Encouraged by Political Science instructor Robert Stockwell, Hernandez applied for an internship that led to her working on registration drives and voter education during the 2020 elections. She recruited and mentored other students, organized Zoom presentations on why voting matters, and helped get more than 2,000 students to register as voters.
“I like talking to people about the issues that matter to them,” she said.
After earning two associate degrees at De Anza last year – in Political Science and Liberal Arts – the first-generation college student took time off to work before resuming her studies this fall. She plans to earn her bachelor’s degree in political science and is thinking about law school after that.
Public service isn’t new for the 22-year-old. When she was younger, her mother would bring her to citizenship fairs, where Hernandez volunteered as a translator helping recent immigrants learn about the citizenship process. She also held other jobs during college, including working as a barista, to help with family expenses.
Hernandez said her mother stressed the importance of serving others. Hernandez also credits Stockwell with showing her that, “yes, there’s work to do in class, but it’s also important to be engaged in the community.”
Stockwell said his former student showed determination and leadership during her internship, along with “a genuine interest” in community service.
Hernandez credits De Anza with helping foster that interest. “De Anza is a place where you can find community, which can be rare at many colleges,” Hernandez said. “You can get a lot of assistance from professors and staff, who are there for you.”
The $1,500 Trustee Scholarship is awarded by the Foothill-De Anza district board of trustees to a student who shows strong academic performance and will be returning to De Anza in the following year.
During the worst months of the COVID-19 pandemic, Danny Nguyen found himself juggling responsibilities as a college student and a caregiver at a residential facility for seniors with dementia.
Working 40 hours a week, Nguyen says he did homework during breaks between helping residents eat their meals or get ready for bed. When everyone on the floor tested positive for the coronavirus, Nguyen said he studied Calculus while wearing a protective mask and gown.

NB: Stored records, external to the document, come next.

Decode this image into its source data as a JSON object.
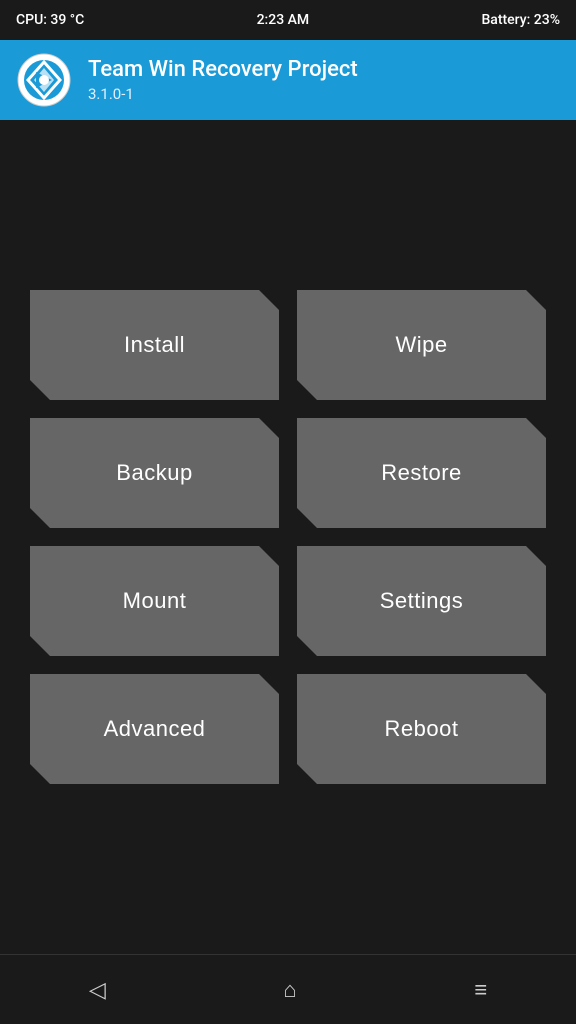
{
  "statusBar": {
    "cpu": "CPU: 39 °C",
    "time": "2:23 AM",
    "battery": "Battery: 23%"
  },
  "header": {
    "title": "Team Win Recovery Project",
    "version": "3.1.0-1"
  },
  "buttons": [
    [
      {
        "id": "install",
        "label": "Install"
      },
      {
        "id": "wipe",
        "label": "Wipe"
      }
    ],
    [
      {
        "id": "backup",
        "label": "Backup"
      },
      {
        "id": "restore",
        "label": "Restore"
      }
    ],
    [
      {
        "id": "mount",
        "label": "Mount"
      },
      {
        "id": "settings",
        "label": "Settings"
      }
    ],
    [
      {
        "id": "advanced",
        "label": "Advanced"
      },
      {
        "id": "reboot",
        "label": "Reboot"
      }
    ]
  ],
  "navBar": {
    "back": "◁",
    "home": "⌂",
    "menu": "≡"
  }
}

Nguyen, who was born in Vietnam and emigrated with his family as a baby, is majoring in Psychology and Biology. He plans to graduate next year and transfer to a university where he can pursue his interest in neuroscience. Though his job at the care facility was stressful, Nguyen said it helped him learn about the power of empathy and was inspired by the residents he came to know.
Both science and the humanities are longtime interests for Nguyen, 20. While at De Anza, he’s taken Honors classes, joined the Humanities Mellon Scholars program and participated in the Asian Pacific American Leadership Institute – taking part in efforts to counter anti-Asian racism during the pandemic.
Nguyen said he enjoyed writing poetry with the encouragement of English instructor Christine Chai and also was inspired by Math instructor Salvador Guerrero, who helped Nguyen see connections between Calculus and creativity.
College has been difficult in other ways, however. Along with balancing work and school, Nguyen said he’s been diagnosed with sleep apnea, which often leaves him tired and unable to concentrate – leading him to drop several classes along the way.
Despite those challenges, Nguyen said he’s found support from “incredibly amazing” instructors and counselors at De Anza. He recently advised a younger cousin to enroll at the college. “There are just so many opportunities and resources here,” he said.